Sheerly from too much telephoning, they have grown five arms and three
tongues. Sheerly from a stuffed calendar, a thousand
feet and an orifice back between the jaws. Sheerly from the
career, seven elbows and three as spare parts in the trouser fly.
A transcendent gold-leaf ground once framed late medieval images. In the early days the “golden-winged spring day” was a privilege of Emanuel Geibel. Already a parody, but still sincerely meant, Brecht put in golden lighting to illuminate the songs of his “Threepenny Opera”. In the second half of our century, pop singers have rediscovered the shine of gold. The shortest formula for Hintze's vitalistic flood symbolism is delivered by his “Fairy Tales Updated”:
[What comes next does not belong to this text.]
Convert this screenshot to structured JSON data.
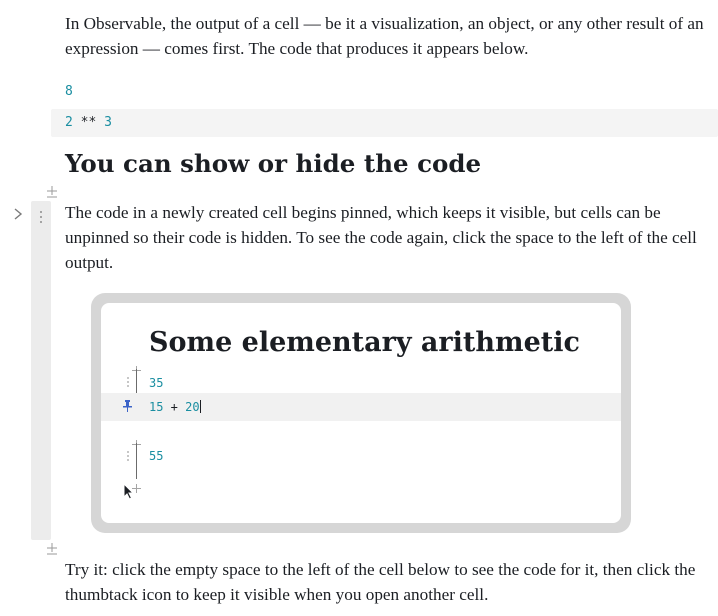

Golden is the water that flooded the cities, and then the first island.
Golden is the terror that goes into your bones.
Golden is the last hour that strikes, and then the first glances.
Golden is the earth that falls to rubble, and then the first flowers.
So they say, so long as they remain unread, the last words:
Golden is the world which is nevertheless created when everything is long gone.
The reader detects traces of the expressionist pathos of the shattering world, a pop-vitalistic life with quasi-religious traits. The senses are to be “free of evil”, the body spiritualised, the soul ecstatically inspired. A new romantic wave that, because of the well-worn tradition it carries, spills over into the “postmodern”? - Subliminally I recognise a connection to Peter Sloterdijk's “fluidal cosmopolitanism” in his critique of contemporary academic philosophy, which “with its desire for scientific certainty forgets the appearance of the incandescent.” (In the 1985 novel “The Magic Tree”). Magnificent is the final (eleven-page) invocation of Sappho and her “colourful throne of eternal Aphrodite”:
Among strangers, a voice from the centre. Exciter of lyrics
You, to whom I bear my woe,
Have mercy on the world without poetry. Give me the strength to found...
Let me invent the new mission of the heart...
I will show them that the crown of our hope
are the people of poetry. I will stir them to remember your island...
Whether someone apostrophises Hintze as a post-modern romantic, as a descendant of the Expressionists, as a vagrant nouveau or a shamanistic pop singer, his fans will be little troubled. He has found his own rhapsodic tone. He sends his lyric message, full of hope, armed, close to a poetic childhood, out to a world hostile to poetry: against, for the “paragon-of-fitness” people, the drunken flood.
(Paul Konrad Kurz, in: Sueddeutsche Zeitung No. 265, page 43, Tuesday / Wednesday, 17-18 November 1987. Original language: german. Translated by ad hoc interpreters and translators gmbh, Vienna 2011)